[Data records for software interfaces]

....

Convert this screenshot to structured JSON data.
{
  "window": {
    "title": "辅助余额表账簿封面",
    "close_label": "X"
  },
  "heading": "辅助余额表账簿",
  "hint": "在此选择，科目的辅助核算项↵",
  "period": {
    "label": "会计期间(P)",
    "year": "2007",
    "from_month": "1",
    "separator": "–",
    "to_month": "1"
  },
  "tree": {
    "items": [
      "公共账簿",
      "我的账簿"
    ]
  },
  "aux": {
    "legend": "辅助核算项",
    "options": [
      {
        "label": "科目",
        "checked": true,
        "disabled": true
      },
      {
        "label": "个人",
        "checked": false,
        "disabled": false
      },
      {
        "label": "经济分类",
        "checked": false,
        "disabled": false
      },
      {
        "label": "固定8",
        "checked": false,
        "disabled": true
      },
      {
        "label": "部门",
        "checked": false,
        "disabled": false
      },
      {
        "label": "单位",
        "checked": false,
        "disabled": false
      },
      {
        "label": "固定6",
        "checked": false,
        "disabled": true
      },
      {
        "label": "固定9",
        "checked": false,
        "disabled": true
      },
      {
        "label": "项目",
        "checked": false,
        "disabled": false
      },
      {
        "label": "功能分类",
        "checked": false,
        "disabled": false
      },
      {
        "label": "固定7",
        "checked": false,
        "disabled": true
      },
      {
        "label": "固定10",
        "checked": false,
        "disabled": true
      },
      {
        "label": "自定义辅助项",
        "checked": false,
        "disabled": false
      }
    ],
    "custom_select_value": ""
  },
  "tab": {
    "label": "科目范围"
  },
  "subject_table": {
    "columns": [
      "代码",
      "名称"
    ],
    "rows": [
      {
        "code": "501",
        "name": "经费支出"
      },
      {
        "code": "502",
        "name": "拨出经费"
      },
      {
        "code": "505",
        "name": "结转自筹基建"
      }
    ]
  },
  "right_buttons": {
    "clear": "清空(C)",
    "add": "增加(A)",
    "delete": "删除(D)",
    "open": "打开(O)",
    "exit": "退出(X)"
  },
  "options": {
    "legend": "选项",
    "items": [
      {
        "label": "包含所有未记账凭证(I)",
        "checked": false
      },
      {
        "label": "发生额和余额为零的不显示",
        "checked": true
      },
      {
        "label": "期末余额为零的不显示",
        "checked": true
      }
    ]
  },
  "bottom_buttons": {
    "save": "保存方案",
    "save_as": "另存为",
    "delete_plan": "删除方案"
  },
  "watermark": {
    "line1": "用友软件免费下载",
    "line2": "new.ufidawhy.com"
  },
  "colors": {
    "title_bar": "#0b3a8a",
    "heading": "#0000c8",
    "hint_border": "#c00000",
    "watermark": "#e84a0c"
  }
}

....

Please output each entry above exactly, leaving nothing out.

*ANSWER SECTION*.
Convert this screenshot to structured JSON data.
{
  "window": {
    "title": "辅助余额表账簿封面",
    "close_label": "X"
  },
  "heading": "辅助余额表账簿",
  "hint": "在此选择，科目的辅助核算项↵",
  "period": {
    "label": "会计期间(P)",
    "year": "2007",
    "from_month": "1",
    "separator": "–",
    "to_month": "1"
  },
  "tree": {
    "items": [
      "公共账簿",
      "我的账簿"
    ]
  },
  "aux": {
    "legend": "辅助核算项",
    "options": [
      {
        "label": "科目",
        "checked": true,
        "disabled": true
      },
      {
        "label": "个人",
        "checked": false,
        "disabled": false
      },
      {
        "label": "经济分类",
        "checked": false,
        "disabled": false
      },
      {
        "label": "固定8",
        "checked": false,
        "disabled": true
      },
      {
        "label": "部门",
        "checked": false,
        "disabled": false
      },
      {
        "label": "单位",
        "checked": false,
        "disabled": false
      },
      {
        "label": "固定6",
        "checked": false,
        "disabled": true
      },
      {
        "label": "固定9",
        "checked": false,
        "disabled": true
      },
      {
        "label": "项目",
        "checked": false,
        "disabled": false
      },
      {
        "label": "功能分类",
        "checked": false,
        "disabled": false
      },
      {
        "label": "固定7",
        "checked": false,
        "disabled": true
      },
      {
        "label": "固定10",
        "checked": false,
        "disabled": true
      },
      {
        "label": "自定义辅助项",
        "checked": false,
        "disabled": false
      }
    ],
    "custom_select_value": ""
  },
  "tab": {
    "label": "科目范围"
  },
  "subject_table": {
    "columns": [
      "代码",
      "名称"
    ],
    "rows": [
      {
        "code": "501",
        "name": "经费支出"
      },
      {
        "code": "502",
        "name": "拨出经费"
      },
      {
        "code": "505",
        "name": "结转自筹基建"
      }
    ]
  },
  "right_buttons": {
    "clear": "清空(C)",
    "add": "增加(A)",
    "delete": "删除(D)",
    "open": "打开(O)",
    "exit": "退出(X)"
  },
  "options": {
    "legend": "选项",
    "items": [
      {
        "label": "包含所有未记账凭证(I)",
        "checked": false
      },
      {
        "label": "发生额和余额为零的不显示",
        "checked": true
      },
      {
        "label": "期末余额为零的不显示",
        "checked": true
      }
    ]
  },
  "bottom_buttons": {
    "save": "保存方案",
    "save_as": "另存为",
    "delete_plan": "删除方案"
  },
  "watermark": {
    "line1": "用友软件免费下载",
    "line2": "new.ufidawhy.com"
  },
  "colors": {
    "title_bar": "#0b3a8a",
    "heading": "#0000c8",
    "hint_border": "#c00000",
    "watermark": "#e84a0c"
  }
}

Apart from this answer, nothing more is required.